* [TASK DESCRIPTION]
A word-for-word reproduction of the data below is needed, with no pictures in it.

(Beginning of SUPPLIED ENTRIES)

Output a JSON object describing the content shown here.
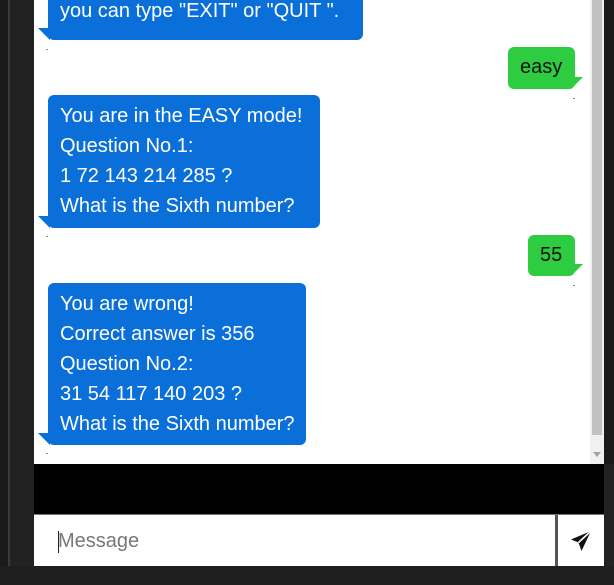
{
  "messages": [
    {
      "sender": "bot",
      "lines": [
        "you can type \"EXIT\" or \"QUIT \"."
      ]
    },
    {
      "sender": "user",
      "lines": [
        "easy"
      ]
    },
    {
      "sender": "bot",
      "lines": [
        "You are in the EASY mode!",
        "Question No.1:",
        "1 72 143 214 285 ?",
        "What is the Sixth number?"
      ]
    },
    {
      "sender": "user",
      "lines": [
        "55"
      ]
    },
    {
      "sender": "bot",
      "lines": [
        "You are wrong!",
        "Correct answer is 356",
        "Question No.2:",
        "31 54 117 140 203 ?",
        "What is the Sixth number?"
      ]
    }
  ],
  "composer": {
    "placeholder": "Message",
    "send_icon": "paper-plane-icon"
  },
  "colors": {
    "bot_bubble": "#0a6fd8",
    "user_bubble": "#2ecc40"
  }
}
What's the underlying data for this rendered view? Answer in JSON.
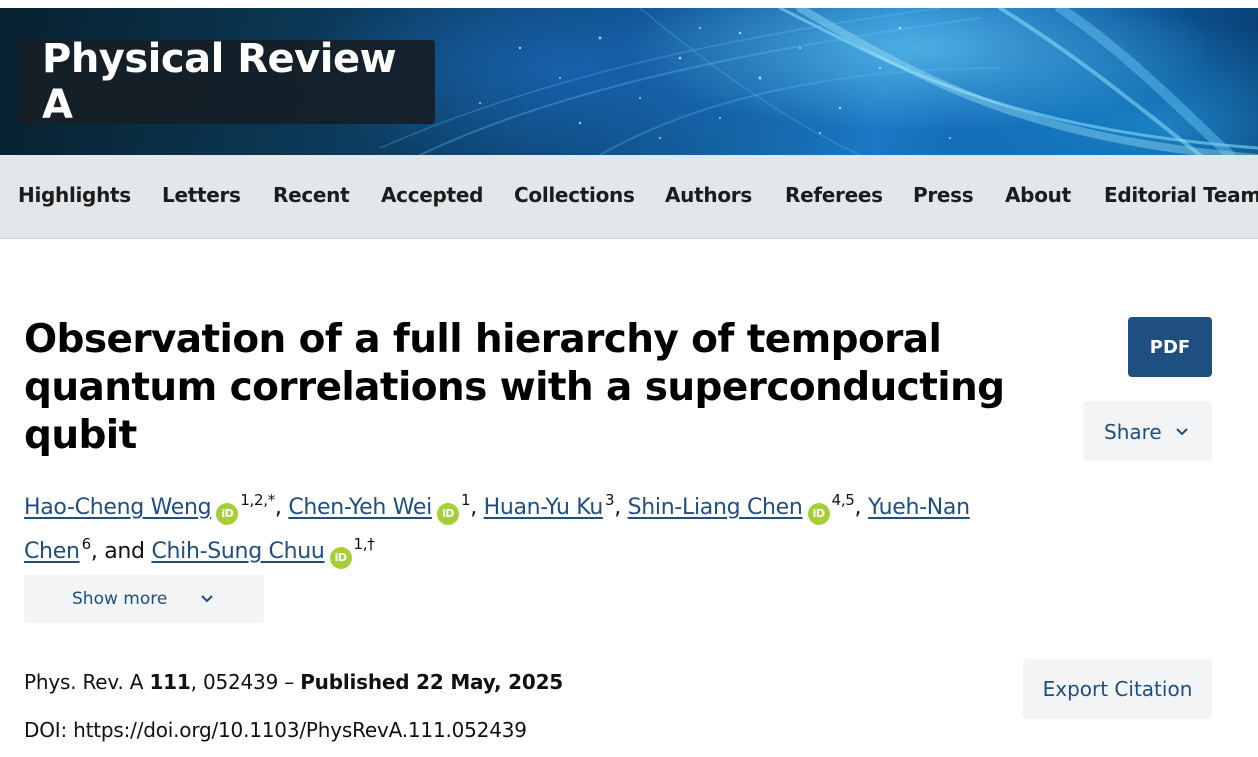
{
  "banner": {
    "journal_title": "Physical Review A"
  },
  "nav": {
    "items": [
      "Highlights",
      "Letters",
      "Recent",
      "Accepted",
      "Collections",
      "Authors",
      "Referees",
      "Press",
      "About",
      "Editorial Team"
    ]
  },
  "article": {
    "title_line1": "Observation of a full hierarchy of temporal",
    "title_line2": "quantum correlations with a superconducting",
    "title_line3": "qubit",
    "authors": [
      {
        "name": "Hao-Cheng Weng",
        "orcid": "iD",
        "affil": "1,2,*"
      },
      {
        "name": "Chen-Yeh Wei",
        "orcid": "iD",
        "affil": "1"
      },
      {
        "name": "Huan-Yu Ku",
        "affil": "3"
      },
      {
        "name": "Shin-Liang Chen",
        "orcid": "iD",
        "affil": "4,5"
      },
      {
        "name_part1": "Yueh-Nan",
        "name_part2": "Chen",
        "affil": "6"
      },
      {
        "name": "Chih-Sung Chuu",
        "orcid": "iD",
        "affil": "1,†"
      }
    ],
    "sep_comma": ",",
    "sep_and": ", and",
    "show_more_label": "Show more"
  },
  "citation": {
    "journal": "Phys. Rev. A",
    "volume": "111",
    "article_number": ", 052439 –",
    "published": "Published 22 May, 2025",
    "doi_label": "DOI:",
    "doi_url": "https://doi.org/10.1103/PhysRevA.111.052439"
  },
  "actions": {
    "pdf_label": "PDF",
    "share_label": "Share",
    "export_label": "Export Citation"
  },
  "colors": {
    "link": "#1f4e80",
    "primary_button": "#1f4e80",
    "orcid": "#a6ce39",
    "nav_bg": "#e4e7ea"
  }
}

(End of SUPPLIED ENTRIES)

* [TASK RESULT]
Output a JSON object describing the content shown here.
{
  "messages": [
    {
      "sender": "bot",
      "lines": [
        "you can type \"EXIT\" or \"QUIT \"."
      ]
    },
    {
      "sender": "user",
      "lines": [
        "easy"
      ]
    },
    {
      "sender": "bot",
      "lines": [
        "You are in the EASY mode!",
        "Question No.1:",
        "1 72 143 214 285 ?",
        "What is the Sixth number?"
      ]
    },
    {
      "sender": "user",
      "lines": [
        "55"
      ]
    },
    {
      "sender": "bot",
      "lines": [
        "You are wrong!",
        "Correct answer is 356",
        "Question No.2:",
        "31 54 117 140 203 ?",
        "What is the Sixth number?"
      ]
    }
  ],
  "composer": {
    "placeholder": "Message",
    "send_icon": "paper-plane-icon"
  },
  "colors": {
    "bot_bubble": "#0a6fd8",
    "user_bubble": "#2ecc40"
  }
}
What's the underlying data for this rendered view? Answer in JSON.
{
  "banner": {
    "journal_title": "Physical Review A"
  },
  "nav": {
    "items": [
      "Highlights",
      "Letters",
      "Recent",
      "Accepted",
      "Collections",
      "Authors",
      "Referees",
      "Press",
      "About",
      "Editorial Team"
    ]
  },
  "article": {
    "title_line1": "Observation of a full hierarchy of temporal",
    "title_line2": "quantum correlations with a superconducting",
    "title_line3": "qubit",
    "authors": [
      {
        "name": "Hao-Cheng Weng",
        "orcid": "iD",
        "affil": "1,2,*"
      },
      {
        "name": "Chen-Yeh Wei",
        "orcid": "iD",
        "affil": "1"
      },
      {
        "name": "Huan-Yu Ku",
        "affil": "3"
      },
      {
        "name": "Shin-Liang Chen",
        "orcid": "iD",
        "affil": "4,5"
      },
      {
        "name_part1": "Yueh-Nan",
        "name_part2": "Chen",
        "affil": "6"
      },
      {
        "name": "Chih-Sung Chuu",
        "orcid": "iD",
        "affil": "1,†"
      }
    ],
    "sep_comma": ",",
    "sep_and": ", and",
    "show_more_label": "Show more"
  },
  "citation": {
    "journal": "Phys. Rev. A",
    "volume": "111",
    "article_number": ", 052439 –",
    "published": "Published 22 May, 2025",
    "doi_label": "DOI:",
    "doi_url": "https://doi.org/10.1103/PhysRevA.111.052439"
  },
  "actions": {
    "pdf_label": "PDF",
    "share_label": "Share",
    "export_label": "Export Citation"
  },
  "colors": {
    "link": "#1f4e80",
    "primary_button": "#1f4e80",
    "orcid": "#a6ce39",
    "nav_bg": "#e4e7ea"
  }
}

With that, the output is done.